She was attractive now Something impossible to think of in the
Ashram days And gradually Willie understood that she had had
many lovers.
This new liberated, confident and attractive Sarojini gives him shelter and there,
before her, he confesses how he had lived half a life in Africa, living and partly
living, in T. S. Eliots phrase. He is still homeless, but Sarojini has given him
hope for integration. Naipaul empathises with Willie Chandran, a man trapped
between three worlds of India, Europe and Africa.Like Chandran.
Conclusion
In all these situations the protagonist is alienated and becomes and exile. In his writings
Naipaul has explored the vast potentialities and dimensions of this theme of exile and
alienation. The quest for identity, search for a home appears to be within reach. But it
remains an illusion. Reality is a painstaking endeavour, though it may be futile. In between
certainty and illusion lies the vast area of human predicament in exile. It is this area which
311

Volume II Issue I, April 2014
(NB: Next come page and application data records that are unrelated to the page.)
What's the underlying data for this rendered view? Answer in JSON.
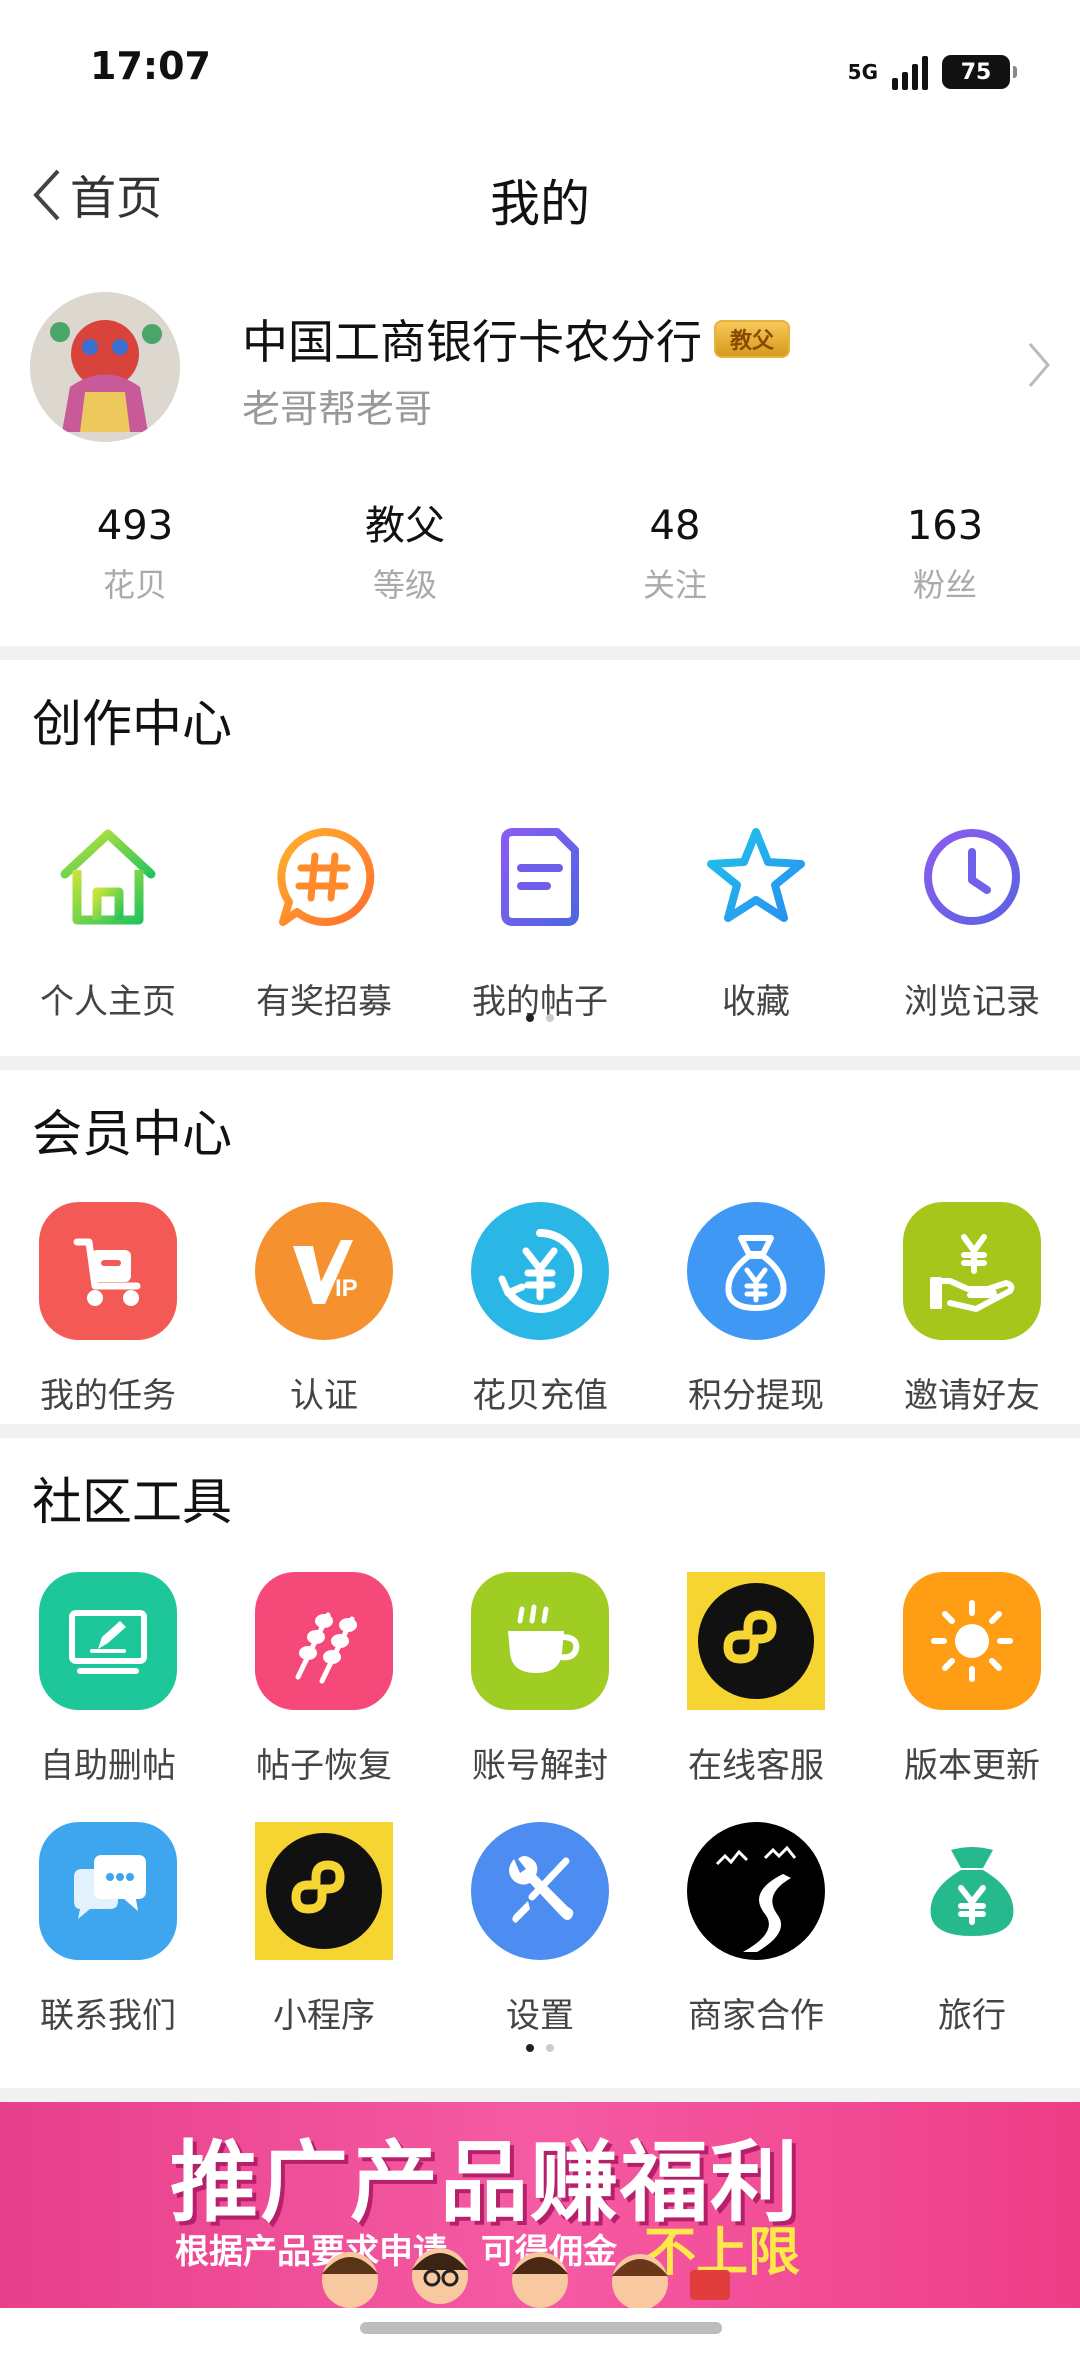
{
  "status_bar": {
    "time": "17:07",
    "network": "5G",
    "battery": "75"
  },
  "nav": {
    "back_label": "首页",
    "title": "我的"
  },
  "profile": {
    "name": "中国工商银行卡农分行",
    "badge": "教父",
    "subtitle": "老哥帮老哥"
  },
  "stats": [
    {
      "value": "493",
      "label": "花贝"
    },
    {
      "value": "教父",
      "label": "等级"
    },
    {
      "value": "48",
      "label": "关注"
    },
    {
      "value": "163",
      "label": "粉丝"
    }
  ],
  "creation_center": {
    "title": "创作中心",
    "items": [
      {
        "label": "个人主页",
        "icon": "home-icon"
      },
      {
        "label": "有奖招募",
        "icon": "hashtag-icon"
      },
      {
        "label": "我的帖子",
        "icon": "document-icon"
      },
      {
        "label": "收藏",
        "icon": "star-icon"
      },
      {
        "label": "浏览记录",
        "icon": "clock-icon"
      }
    ],
    "page": 1,
    "pages": 2
  },
  "member_center": {
    "title": "会员中心",
    "items": [
      {
        "label": "我的任务",
        "icon": "task-scooter-icon",
        "color": "#f45a55"
      },
      {
        "label": "认证",
        "icon": "vip-icon",
        "color": "#f5922f"
      },
      {
        "label": "花贝充值",
        "icon": "yuan-recharge-icon",
        "color": "#2bb7e5"
      },
      {
        "label": "积分提现",
        "icon": "money-bag-icon",
        "color": "#3e98f4"
      },
      {
        "label": "邀请好友",
        "icon": "hand-money-icon",
        "color": "#a6c61b"
      }
    ]
  },
  "community_tools": {
    "title": "社区工具",
    "row1": [
      {
        "label": "自助删帖",
        "icon": "monitor-edit-icon",
        "color": "#1ec79a"
      },
      {
        "label": "帖子恢复",
        "icon": "skewer-icon",
        "color": "#f5497a"
      },
      {
        "label": "账号解封",
        "icon": "coffee-cup-icon",
        "color": "#9fcd23"
      },
      {
        "label": "在线客服",
        "icon": "mini-program-icon",
        "color": "#f6d432"
      },
      {
        "label": "版本更新",
        "icon": "sun-icon",
        "color": "#ff9d14"
      }
    ],
    "row2": [
      {
        "label": "联系我们",
        "icon": "chat-bubbles-icon",
        "color": "#3ea5ef"
      },
      {
        "label": "小程序",
        "icon": "mini-program-icon",
        "color": "#f6d432"
      },
      {
        "label": "设置",
        "icon": "wrench-screwdriver-icon",
        "color": "#4d8cf0"
      },
      {
        "label": "商家合作",
        "icon": "road-landscape-icon",
        "color": "#000000"
      },
      {
        "label": "旅行",
        "icon": "money-bag-icon",
        "color": "#25b98d"
      }
    ],
    "page": 1,
    "pages": 2
  },
  "banner": {
    "title": "推广产品赚福利",
    "subtitle": "根据产品要求申请，可得佣金",
    "highlight": "不上限"
  }
}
ISSN 2321 - 7065

Naipaul tries to explore. The pathos of exile and futility of the search for identity appear as
irreconcilable
existential
problems
of
the
modern
world.

312

Volume II Issue I, April 2014

ISSN 2321 - 7065

References

Kheined, Leonard S. EnCyclopedia of World Literature in 20th Century: Volume.3:


New York: Frederick unger.Publication co., 1971
Naipaul, V.S. Postscript: Two Worlds, Literary Ocassion: Essays(Ed)
Pankaj Mishra.New Delhi: Picador, 2003
Naipaul, V.S. The Enigma of Arrival. New York: Knopf, 1987
Feder Lillian.Naipuals Truth. London: India log, 2001
Naipaul, V.S. A House of Mr. Vishwas.Harmonds Worth: Penguin book,
1982
Naipaul, V.S. The Mimic Men Harmonds Worth: Penguin book, 1982
Order and Chaos in Naipaul, Ossmania Journal of English Studies
Nazareth Peter.The Mimic Men as a Study of Corruption in Robert
G.Hammar(Ed), Critical Perspective of V.S Naipaul. London,
Heinemann, 1973
Naipaul, V.S. Half a Life. London: Picador 2002

313